As far as Progressive Rock music goes, the conversation will always begin with the likes of Rush, Pink Floyd, and Yes — rightfully so. After you’ve had that initial conversation though, and you’ve decided you want to dig deeper, in terms of musicianship, quality songwriting, and consistency of output, Caravan takes the cake. English stalwarts of the legendary Canterbury Scene, Richard (bass), and David Sinclair (organ), along with Pye Hastings (guitar), and Richard Coughlan (drums) formed one of most seminal quartets in Progressive Rock history. If Progressive Rock was the defining sound of Rock Music in the early 70s, then Caravan was carrying the torch in ways that few others were at the time. Think of them as the true purveyors of Prog, if you will. Simply put, if you haven’t heard Caravan’s sinfully underrated, and enormously influential record, The Land Of Grey And Pink — change that immediately. The sonic textures are subtly nuanced in ways that would bring Geddy Lee, and Roger Waters to their knees. Musically, The Land Of Grey And Pink is both melodically playful, and whimsical. Pye Hasting’s guitar work and tone tonic phrasing are gently synthetic and skillfully interwoven with Richard Sinclair’s jazzy bass work. While The Land Of Grey And Pink is not one continuous piece of music, similar to Pink Floyd’s Dark Side Of The Moon, the record should be listened to in its entirety, and if you can — with noise-canceling headphones. You’ll probably require multiple listens to truly “get it,” and if you get it…when you get it…you’re in for a treat. This record is all that we love about Yes, Jethro Tull, and more, all rolled into one piece of fabulously, decisively British Prog-Rockery. Dig it.

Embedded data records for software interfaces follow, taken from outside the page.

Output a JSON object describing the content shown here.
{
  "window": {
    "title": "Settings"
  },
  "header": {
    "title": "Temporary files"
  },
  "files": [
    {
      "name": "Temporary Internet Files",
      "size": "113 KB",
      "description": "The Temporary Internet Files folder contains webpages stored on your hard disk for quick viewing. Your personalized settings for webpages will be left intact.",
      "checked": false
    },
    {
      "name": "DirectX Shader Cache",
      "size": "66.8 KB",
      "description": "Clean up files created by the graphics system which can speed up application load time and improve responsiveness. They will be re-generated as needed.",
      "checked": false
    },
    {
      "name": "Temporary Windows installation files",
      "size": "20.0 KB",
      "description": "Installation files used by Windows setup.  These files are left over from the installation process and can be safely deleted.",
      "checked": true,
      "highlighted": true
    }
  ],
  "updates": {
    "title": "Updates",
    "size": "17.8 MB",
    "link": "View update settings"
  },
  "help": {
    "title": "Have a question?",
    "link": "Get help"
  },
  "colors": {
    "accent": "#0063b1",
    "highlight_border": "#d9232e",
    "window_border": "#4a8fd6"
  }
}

One of the overarching themes which permeate Progressive Rock music is the blending of genres, and open-mindedness that comes along with it. With a little luck, your mind has been opened up just a bit wider today than it had been before.
At its core, music is supposed to satisfy, that it is say – it’s comforting. More so, it’s supposed to be fun. And by that token, where’s the fun in stagnating? If there is one takeaway regarding Progressive Rock music, it’s that it’s not nearly as pretentious as it’s made out to be. No, complex instrumentation and long musical interludes do not mean that perpetrators of this genre are purporting to dwell on a higher plane of existing than the rest of us.

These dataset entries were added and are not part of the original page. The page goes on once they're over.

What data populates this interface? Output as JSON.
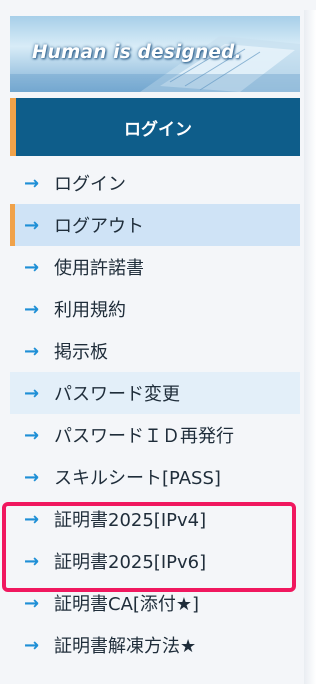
{
  "banner": {
    "text": "Human is designed."
  },
  "header": {
    "title": "ログイン"
  },
  "menu": {
    "items": [
      {
        "label": "ログイン"
      },
      {
        "label": "ログアウト"
      },
      {
        "label": "使用許諾書"
      },
      {
        "label": "利用規約"
      },
      {
        "label": "掲示板"
      },
      {
        "label": "パスワード変更"
      },
      {
        "label": "パスワードＩＤ再発行"
      },
      {
        "label": "スキルシート[PASS]"
      },
      {
        "label": "証明書2025[IPv4]"
      },
      {
        "label": "証明書2025[IPv6]"
      },
      {
        "label": "証明書CA[添付★]"
      },
      {
        "label": "証明書解凍方法★"
      }
    ],
    "arrow_glyph": "→"
  },
  "colors": {
    "header_bg": "#0e5d8a",
    "accent": "#f0a24a",
    "arrow": "#1e8fd6",
    "active_bg": "#cfe3f6",
    "highlight_border": "#f0185f"
  }
}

Prog Rock, like all other genres of Rock music, has shifted, changed, and continuously recreated itself over, and over again throughout the last half-century — its character arch is continuously shapeshifting in ways that are hard to understand, and that lies the challenge we face as the listener — to attempt to grapple with something which steadfastly refuses to even consider giving us a foothold.

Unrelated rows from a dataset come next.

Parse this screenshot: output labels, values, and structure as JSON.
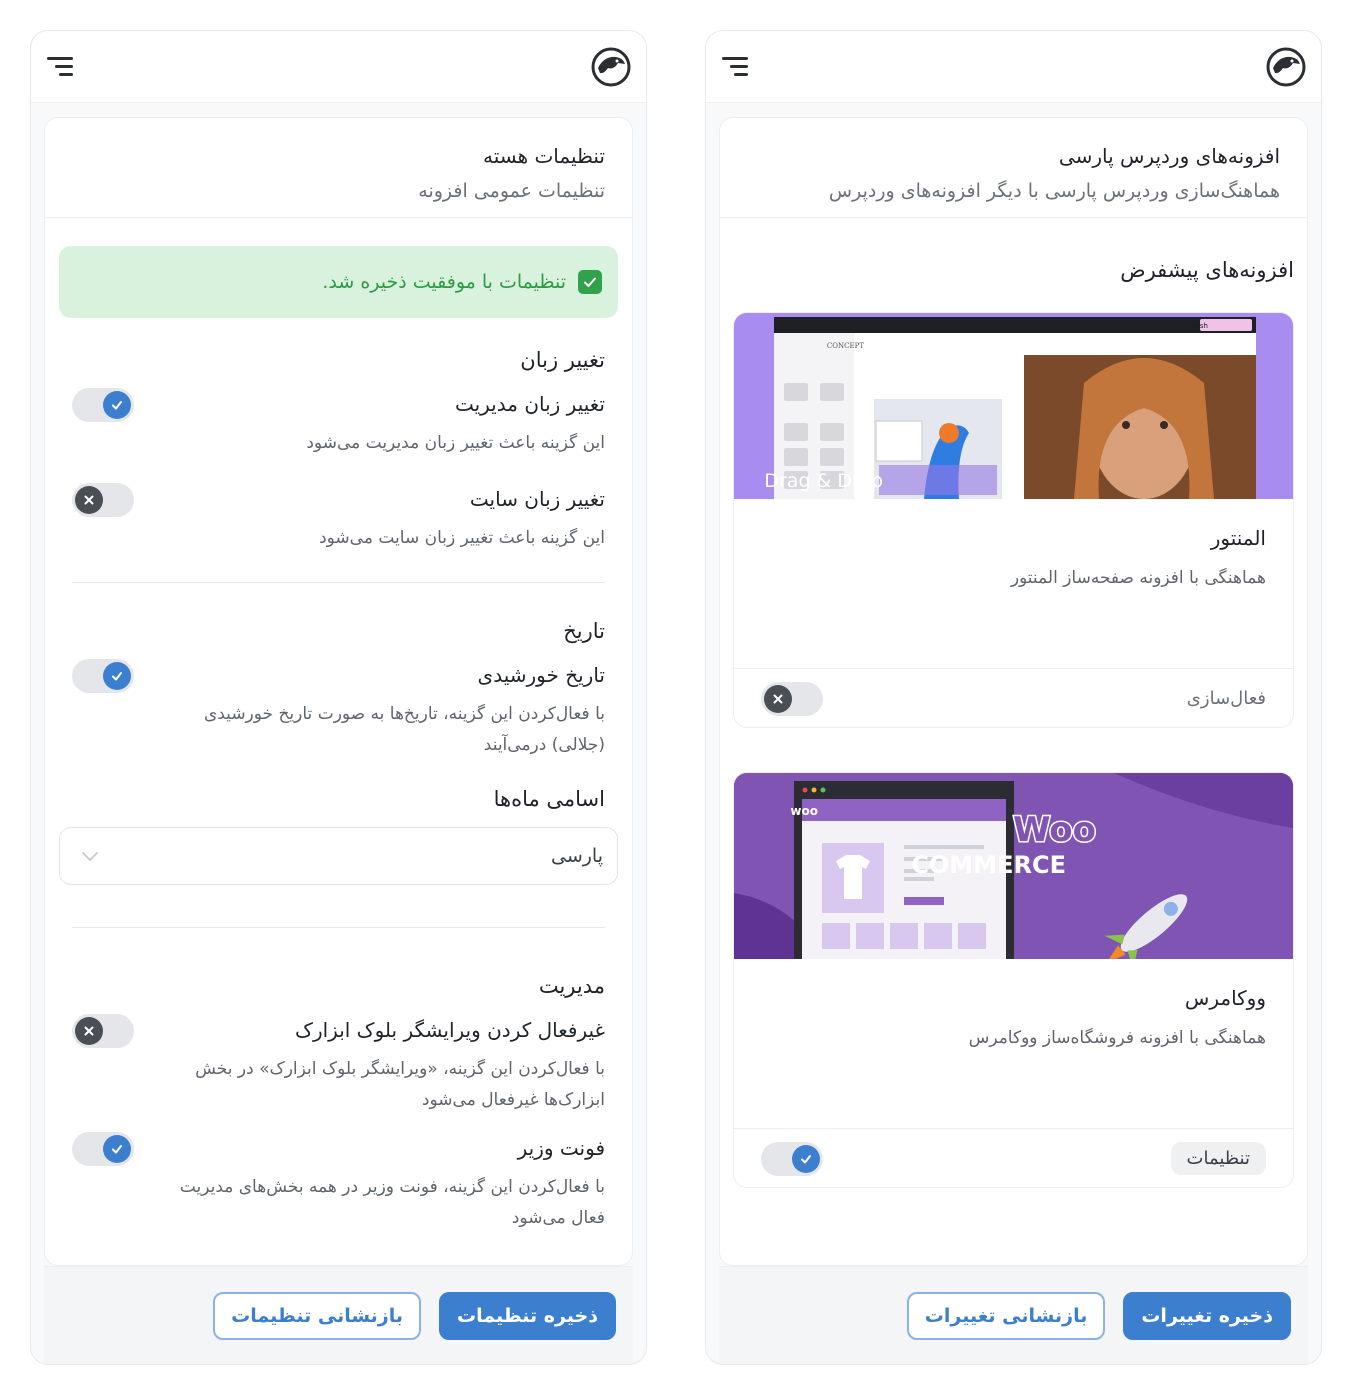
{
  "left": {
    "header": {
      "title": "تنظیمات هسته",
      "subtitle": "تنظیمات عمومی افزونه"
    },
    "alert": {
      "text": "تنظیمات با موفقیت ذخیره شد."
    },
    "language": {
      "title": "تغییر زبان",
      "admin": {
        "label": "تغییر زبان مدیریت",
        "desc": "این گزینه باعث تغییر زبان مدیریت می‌شود",
        "on": true
      },
      "site": {
        "label": "تغییر زبان سایت",
        "desc": "این گزینه باعث تغییر زبان سایت می‌شود",
        "on": false
      }
    },
    "date": {
      "title": "تاریخ",
      "solar": {
        "label": "تاریخ خورشیدی",
        "desc": "با فعال‌کردن این گزینه، تاریخ‌ها به صورت تاریخ خورشیدی (جلالی) درمی‌آیند",
        "on": true
      },
      "months_title": "اسامی ماه‌ها",
      "months_value": "پارسی"
    },
    "admin": {
      "title": "مدیریت",
      "block_editor": {
        "label": "غیرفعال کردن ویرایشگر بلوک ابزارک",
        "desc": "با فعال‌کردن این گزینه، «ویرایشگر بلوک ابزارک» در بخش ابزارک‌ها غیرفعال می‌شود",
        "on": false
      },
      "vazir": {
        "label": "فونت وزیر",
        "desc": "با فعال‌کردن این گزینه، فونت وزیر در همه بخش‌های مدیریت فعال می‌شود",
        "on": true
      }
    },
    "footer": {
      "save": "ذخیره تنظیمات",
      "reset": "بازنشانی تنظیمات"
    }
  },
  "right": {
    "header": {
      "title": "افزونه‌های وردپرس پارسی",
      "subtitle": "هماهنگ‌سازی وردپرس پارسی با دیگر افزونه‌های وردپرس"
    },
    "plugins_title": "افزونه‌های پیشفرض",
    "elementor": {
      "name": "المنتور",
      "desc": "هماهنگی با افزونه صفحه‌ساز المنتور",
      "foot_label": "فعال‌سازی",
      "on": false,
      "img_caption": "Drag & Drop",
      "img_concept": "CONCEPT",
      "img_publish": "Publish"
    },
    "woo": {
      "name": "ووکامرس",
      "desc": "هماهنگی با افزونه فروشگاه‌ساز ووکامرس",
      "foot_label": "تنظیمات",
      "on": true,
      "logo_woo": "Woo",
      "logo_commerce": "COMMERCE",
      "small_woo": "woo"
    },
    "footer": {
      "save": "ذخیره تغییرات",
      "reset": "بازنشانی تغییرات"
    }
  },
  "colors": {
    "primary": "#3d7fcf",
    "success_bg": "#d9f2dd",
    "success_text": "#2f9a46",
    "woo_purple": "#7f54b3"
  }
}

Understand it if you can, be damned if you can’t.
Either way — Prog Rock doesn’t hope to care. It knows that music is supposed to be comforting, but chooses to seek to elude comfort, and you as the listener must choose to forgo comfort as well. The cast of players may change, but the mission statement will remain the same — to create something different, something outside the box, and something which continuously breaks the mold — without pretense. Prog Rock is a journey, and like life, it has many stages. If you’re up for it — strap in, and see where it takes you.
What have you got to lose?
Check out part two of this series, A Farewell To Kings: Five Underappreciated Progressive Rock Albums of the 70s & 80s Part II, here: https://vwmusicrocks.com/a-farewell-to-kings-five-underappreciated-progressive-rock-albums-of-the-70s-80s-part-ii/